● **Required work**: Give the number of lines below that contain the word "name", and nothing else.

(Data excerpts)
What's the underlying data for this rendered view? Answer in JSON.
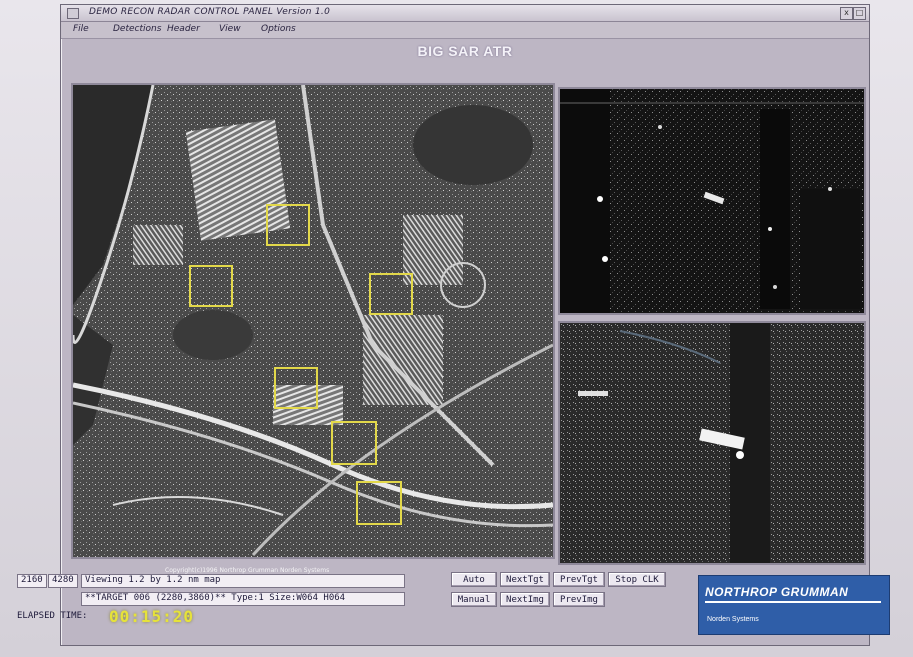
{
  "window": {
    "title": "DEMO RECON RADAR CONTROL PANEL Version 1.0",
    "minimize_glyph": "x",
    "maximize_glyph": "□"
  },
  "menu": {
    "items": [
      "File",
      "Detections",
      "Header",
      "View",
      "Options"
    ]
  },
  "app_title": "BIG SAR ATR",
  "image_panel": {
    "copyright": "Copyright(c)1996 Northrop Grumman Norden Systems",
    "detection_count": 7
  },
  "status": {
    "coord_x": "2160",
    "coord_y": "4280",
    "viewing": "Viewing 1.2 by 1.2 nm map",
    "target": "**TARGET 006 (2280,3860)** Type:1 Size:W064 H064"
  },
  "buttons": {
    "auto": "Auto",
    "next_tgt": "NextTgt",
    "prev_tgt": "PrevTgt",
    "stop_clk": "Stop CLK",
    "manual": "Manual",
    "next_img": "NextImg",
    "prev_img": "PrevImg"
  },
  "elapsed": {
    "label": "ELAPSED TIME:",
    "value": "00:15:20"
  },
  "logo": {
    "main": "NORTHROP GRUMMAN",
    "sub": "Norden Systems"
  },
  "colors": {
    "detection_box": "#e2d84a",
    "elapsed_value": "#e6e23a",
    "logo_bg": "#2f5ea8"
  }
}
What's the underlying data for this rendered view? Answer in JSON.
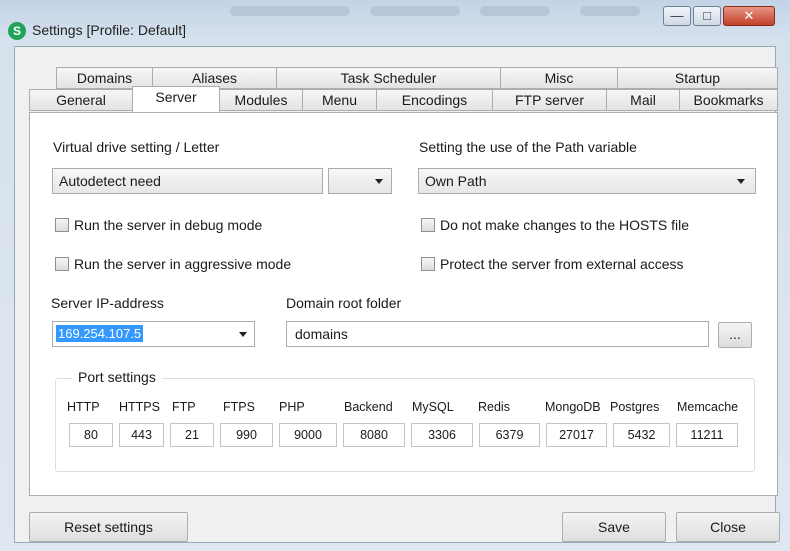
{
  "window": {
    "title": "Settings [Profile: Default]",
    "app_icon_letter": "S",
    "controls": {
      "minimize": "—",
      "maximize": "□",
      "close": "✕"
    }
  },
  "tabs": {
    "row1": [
      "Domains",
      "Aliases",
      "Task Scheduler",
      "Misc",
      "Startup"
    ],
    "row2": [
      "General",
      "Server",
      "Modules",
      "Menu",
      "Encodings",
      "FTP server",
      "Mail",
      "Bookmarks"
    ],
    "active": "Server"
  },
  "server": {
    "virtual_drive_label": "Virtual drive setting / Letter",
    "virtual_drive_value": "Autodetect need",
    "drive_letter_value": "",
    "path_var_label": "Setting the use of the Path variable",
    "path_var_value": "Own Path",
    "checkboxes": {
      "debug_mode": "Run the server in debug mode",
      "aggressive_mode": "Run the server in aggressive mode",
      "no_hosts": "Do not make changes to the HOSTS file",
      "protect_external": "Protect the server from external access"
    },
    "ip_label": "Server IP-address",
    "ip_value": "169.254.107.5",
    "domain_root_label": "Domain root folder",
    "domain_root_value": "domains",
    "browse_label": "...",
    "port_settings_label": "Port settings",
    "ports": [
      {
        "name": "HTTP",
        "value": "80"
      },
      {
        "name": "HTTPS",
        "value": "443"
      },
      {
        "name": "FTP",
        "value": "21"
      },
      {
        "name": "FTPS",
        "value": "990"
      },
      {
        "name": "PHP",
        "value": "9000"
      },
      {
        "name": "Backend",
        "value": "8080"
      },
      {
        "name": "MySQL",
        "value": "3306"
      },
      {
        "name": "Redis",
        "value": "6379"
      },
      {
        "name": "MongoDB",
        "value": "27017"
      },
      {
        "name": "Postgres",
        "value": "5432"
      },
      {
        "name": "Memcache",
        "value": "11211"
      }
    ]
  },
  "footer": {
    "reset": "Reset settings",
    "save": "Save",
    "close": "Close"
  }
}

● **Solution for this exercise**: 11